Ray Peck, Hawthorn
THE billion litres of diesel mentioned in the article Applications to open for fuel storage grants (Herald, 8/1), should not be placed anywhere near the 10,000+ tons of Ammonium Nitrate on Kooragang Island unless you want a bloody great explosion. Angus Taylor is continuing his incredible litany of boneheaded mistakes as the current Federal Minister of Energy!
Bruce Jensen, New Lambton
AMERICA is in a bad place with its people lead by Donald Trump and Rudy Giuliani his lawyer who have incited the gun carrying morons to make America so weak, not great. Under Trump and his denial of the COVID virus the death toll will surely exceed the USA deaths in World War II of 450,000 and yet his supporters say he brokered peace
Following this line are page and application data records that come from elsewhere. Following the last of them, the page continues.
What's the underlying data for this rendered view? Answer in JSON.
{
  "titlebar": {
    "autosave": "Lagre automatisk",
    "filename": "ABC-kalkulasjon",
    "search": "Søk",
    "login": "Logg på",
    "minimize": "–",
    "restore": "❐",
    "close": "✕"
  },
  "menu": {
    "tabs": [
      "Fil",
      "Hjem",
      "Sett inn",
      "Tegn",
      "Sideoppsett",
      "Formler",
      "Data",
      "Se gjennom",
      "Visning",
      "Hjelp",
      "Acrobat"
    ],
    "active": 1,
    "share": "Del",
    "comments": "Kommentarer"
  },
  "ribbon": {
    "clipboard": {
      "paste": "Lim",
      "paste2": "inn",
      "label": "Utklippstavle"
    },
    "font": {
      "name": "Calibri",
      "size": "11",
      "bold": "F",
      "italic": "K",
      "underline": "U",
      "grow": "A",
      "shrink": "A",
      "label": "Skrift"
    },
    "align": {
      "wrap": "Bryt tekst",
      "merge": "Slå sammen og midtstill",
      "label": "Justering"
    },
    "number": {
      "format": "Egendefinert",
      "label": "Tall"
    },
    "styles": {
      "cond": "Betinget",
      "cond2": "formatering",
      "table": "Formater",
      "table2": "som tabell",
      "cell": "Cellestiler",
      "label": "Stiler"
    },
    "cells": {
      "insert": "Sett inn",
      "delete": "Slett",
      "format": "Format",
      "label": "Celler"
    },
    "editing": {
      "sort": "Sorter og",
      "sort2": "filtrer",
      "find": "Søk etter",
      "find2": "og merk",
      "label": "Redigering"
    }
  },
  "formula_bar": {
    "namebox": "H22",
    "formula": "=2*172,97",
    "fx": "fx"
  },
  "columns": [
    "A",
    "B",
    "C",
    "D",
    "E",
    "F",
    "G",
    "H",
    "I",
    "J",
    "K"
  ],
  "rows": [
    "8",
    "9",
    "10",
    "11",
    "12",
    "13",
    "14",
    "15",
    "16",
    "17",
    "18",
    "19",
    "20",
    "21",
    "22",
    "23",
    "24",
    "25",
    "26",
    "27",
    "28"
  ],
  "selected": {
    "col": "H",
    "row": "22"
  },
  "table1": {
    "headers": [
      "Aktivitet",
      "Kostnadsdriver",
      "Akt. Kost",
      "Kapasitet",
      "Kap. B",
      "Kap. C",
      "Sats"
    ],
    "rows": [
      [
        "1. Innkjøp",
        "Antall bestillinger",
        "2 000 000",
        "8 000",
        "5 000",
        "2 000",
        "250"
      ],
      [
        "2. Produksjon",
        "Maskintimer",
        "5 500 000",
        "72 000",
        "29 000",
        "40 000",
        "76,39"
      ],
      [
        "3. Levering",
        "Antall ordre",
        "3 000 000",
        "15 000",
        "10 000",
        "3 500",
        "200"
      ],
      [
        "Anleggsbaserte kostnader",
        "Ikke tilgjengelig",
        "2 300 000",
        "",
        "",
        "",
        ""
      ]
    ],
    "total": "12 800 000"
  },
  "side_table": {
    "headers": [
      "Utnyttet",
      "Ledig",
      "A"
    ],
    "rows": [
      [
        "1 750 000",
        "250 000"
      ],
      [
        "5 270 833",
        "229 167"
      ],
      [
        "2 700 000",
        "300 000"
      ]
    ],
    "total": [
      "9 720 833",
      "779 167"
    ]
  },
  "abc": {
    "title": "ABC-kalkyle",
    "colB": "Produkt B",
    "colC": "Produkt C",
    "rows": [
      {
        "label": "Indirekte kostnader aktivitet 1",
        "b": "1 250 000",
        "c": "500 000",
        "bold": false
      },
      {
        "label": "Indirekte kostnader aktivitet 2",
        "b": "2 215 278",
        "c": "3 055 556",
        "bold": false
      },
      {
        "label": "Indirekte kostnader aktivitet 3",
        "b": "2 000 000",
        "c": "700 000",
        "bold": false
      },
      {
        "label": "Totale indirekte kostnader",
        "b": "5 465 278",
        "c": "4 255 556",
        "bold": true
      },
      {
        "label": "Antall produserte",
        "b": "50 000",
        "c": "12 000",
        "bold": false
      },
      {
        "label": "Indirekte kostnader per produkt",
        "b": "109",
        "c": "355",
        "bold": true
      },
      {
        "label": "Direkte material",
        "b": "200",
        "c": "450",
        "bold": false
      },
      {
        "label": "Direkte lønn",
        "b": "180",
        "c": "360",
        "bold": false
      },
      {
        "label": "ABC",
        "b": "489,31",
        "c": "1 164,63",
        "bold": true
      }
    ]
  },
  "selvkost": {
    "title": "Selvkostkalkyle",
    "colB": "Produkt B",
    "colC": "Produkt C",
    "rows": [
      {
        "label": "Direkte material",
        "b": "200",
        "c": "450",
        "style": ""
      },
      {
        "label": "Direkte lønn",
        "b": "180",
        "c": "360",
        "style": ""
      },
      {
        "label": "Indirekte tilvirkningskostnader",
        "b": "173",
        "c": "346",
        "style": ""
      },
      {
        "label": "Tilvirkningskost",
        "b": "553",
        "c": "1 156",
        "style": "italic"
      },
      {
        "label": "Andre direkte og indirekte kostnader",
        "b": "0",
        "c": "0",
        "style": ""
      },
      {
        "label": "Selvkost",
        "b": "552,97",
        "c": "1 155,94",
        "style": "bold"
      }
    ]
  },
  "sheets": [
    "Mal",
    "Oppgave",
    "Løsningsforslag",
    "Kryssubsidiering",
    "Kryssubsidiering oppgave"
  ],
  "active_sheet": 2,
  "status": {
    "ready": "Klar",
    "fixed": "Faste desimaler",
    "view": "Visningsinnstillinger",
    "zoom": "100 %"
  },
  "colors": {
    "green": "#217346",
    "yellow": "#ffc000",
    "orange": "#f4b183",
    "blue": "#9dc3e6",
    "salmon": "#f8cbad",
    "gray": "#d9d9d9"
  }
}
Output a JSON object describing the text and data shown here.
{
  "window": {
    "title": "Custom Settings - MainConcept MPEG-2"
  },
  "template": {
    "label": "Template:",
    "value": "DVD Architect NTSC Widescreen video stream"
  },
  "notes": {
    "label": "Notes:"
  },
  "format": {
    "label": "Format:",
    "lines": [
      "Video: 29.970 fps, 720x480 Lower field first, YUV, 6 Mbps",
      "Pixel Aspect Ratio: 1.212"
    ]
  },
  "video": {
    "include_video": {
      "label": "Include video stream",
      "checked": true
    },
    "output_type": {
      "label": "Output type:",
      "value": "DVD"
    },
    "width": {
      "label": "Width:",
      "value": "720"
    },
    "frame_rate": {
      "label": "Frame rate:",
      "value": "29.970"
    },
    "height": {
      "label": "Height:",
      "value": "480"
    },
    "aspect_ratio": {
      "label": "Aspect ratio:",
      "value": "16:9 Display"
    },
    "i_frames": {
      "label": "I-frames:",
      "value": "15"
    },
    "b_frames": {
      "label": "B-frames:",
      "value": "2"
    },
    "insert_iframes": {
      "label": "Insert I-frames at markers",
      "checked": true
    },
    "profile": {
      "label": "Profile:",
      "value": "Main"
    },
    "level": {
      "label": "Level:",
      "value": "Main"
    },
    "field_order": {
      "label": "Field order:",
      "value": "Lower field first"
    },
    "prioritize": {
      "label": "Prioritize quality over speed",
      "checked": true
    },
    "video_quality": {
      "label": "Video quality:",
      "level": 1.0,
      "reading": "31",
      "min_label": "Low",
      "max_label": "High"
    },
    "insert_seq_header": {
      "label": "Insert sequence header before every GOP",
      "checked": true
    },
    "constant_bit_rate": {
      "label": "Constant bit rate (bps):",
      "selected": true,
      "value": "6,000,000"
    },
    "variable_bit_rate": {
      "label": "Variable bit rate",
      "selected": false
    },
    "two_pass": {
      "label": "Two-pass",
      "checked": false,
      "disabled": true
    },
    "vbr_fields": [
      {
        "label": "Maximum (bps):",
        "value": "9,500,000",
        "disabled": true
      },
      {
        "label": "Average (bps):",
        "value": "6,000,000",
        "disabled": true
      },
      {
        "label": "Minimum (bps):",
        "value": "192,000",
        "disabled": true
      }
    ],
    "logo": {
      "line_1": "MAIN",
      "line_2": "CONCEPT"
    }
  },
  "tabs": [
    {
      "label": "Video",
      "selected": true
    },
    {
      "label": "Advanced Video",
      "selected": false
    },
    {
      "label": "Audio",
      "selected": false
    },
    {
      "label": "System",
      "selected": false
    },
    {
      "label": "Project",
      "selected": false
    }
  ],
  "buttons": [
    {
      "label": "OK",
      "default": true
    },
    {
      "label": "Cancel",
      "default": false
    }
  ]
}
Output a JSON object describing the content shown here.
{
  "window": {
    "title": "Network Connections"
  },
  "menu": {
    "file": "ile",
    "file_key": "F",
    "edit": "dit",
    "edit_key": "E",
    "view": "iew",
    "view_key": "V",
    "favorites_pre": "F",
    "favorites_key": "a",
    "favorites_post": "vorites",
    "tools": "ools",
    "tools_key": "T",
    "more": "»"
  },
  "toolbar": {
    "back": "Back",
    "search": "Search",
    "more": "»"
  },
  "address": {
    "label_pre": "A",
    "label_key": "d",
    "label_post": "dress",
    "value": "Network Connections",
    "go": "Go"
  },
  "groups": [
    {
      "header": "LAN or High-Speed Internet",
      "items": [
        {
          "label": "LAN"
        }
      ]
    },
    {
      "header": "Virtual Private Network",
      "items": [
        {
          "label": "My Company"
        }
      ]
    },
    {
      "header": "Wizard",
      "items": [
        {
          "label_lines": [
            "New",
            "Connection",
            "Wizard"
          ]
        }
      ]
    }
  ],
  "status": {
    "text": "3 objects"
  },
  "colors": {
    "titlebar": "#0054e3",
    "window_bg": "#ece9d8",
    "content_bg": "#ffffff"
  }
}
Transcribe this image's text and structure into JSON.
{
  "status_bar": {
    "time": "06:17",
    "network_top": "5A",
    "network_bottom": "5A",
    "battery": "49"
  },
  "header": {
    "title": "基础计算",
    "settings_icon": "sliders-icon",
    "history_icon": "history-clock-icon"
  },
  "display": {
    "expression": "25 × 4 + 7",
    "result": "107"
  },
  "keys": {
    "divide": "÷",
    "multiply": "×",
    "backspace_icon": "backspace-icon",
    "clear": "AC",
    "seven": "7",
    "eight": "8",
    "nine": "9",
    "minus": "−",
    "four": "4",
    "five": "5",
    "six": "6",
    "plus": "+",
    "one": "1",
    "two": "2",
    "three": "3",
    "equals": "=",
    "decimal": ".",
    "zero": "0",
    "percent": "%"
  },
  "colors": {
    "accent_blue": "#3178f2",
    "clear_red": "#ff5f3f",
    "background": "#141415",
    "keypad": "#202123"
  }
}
John Johnson, Toronto
THE Australian government has been paying people the JobKeeper allowance, but I can't work out why the government hasn't considered paying Australian citizens overseas an allowance to stay put. That way we won't have the mutated COVID virus transported to our shores. Bring them back home once the menace COVID settles and the authorities gain control.
Karen Mitchell, Lakelands
SEVERAL senior members of the Australian government are defending Donald Trump's right to free speech. Where were they when Dutton's storm troopers were intimidating Australian journalists?
Peter Moylan, Glendale
SUSIE Johnson (Short Takes, 12/1) is right; six days in and still no Australian conservative politician has condemned the attempted sedition orchestrated upon the USA by Donald J Trump. That's a national disgrace. Our own PM Scott Morrison is more interested in taking leave than leading!
Mac Maguire, Charlestown
THE opening of a second religious high school in Medowie is an indictment on the NSW Government. Children who choose a secular education are forced to spend hours each day on a bus. Neither fair nor right.
Joan Lambert, Adamstown
I have watched cricket for many years and that was the most courageous innings by India's Vihari that I have seen for some time, way back to Rick McCosker returning to bat with a fractured cheek. Tim Paine should pay more attention to his catching than his sledging. I will not comment on Smith; he is in the news again.
Robert Menhenick, Charlestown
It sounds like vaccination against COVID will commence around March with varying effectiveness. It has already been stipulated that you will not have a choice as to which one you can receive. My question is twofold; will the second injection have to be the exact brand (type) of vaccine, and what is the time span between the first and second jab? Also there is a third vaccine manufacturer, so I just hope that our medical records regarding these vaccine types and jab dates are transparent to your local GP, but I believe that pop up injection clinics will be set up, so how sure will we be that previous injection information will be available and accurate?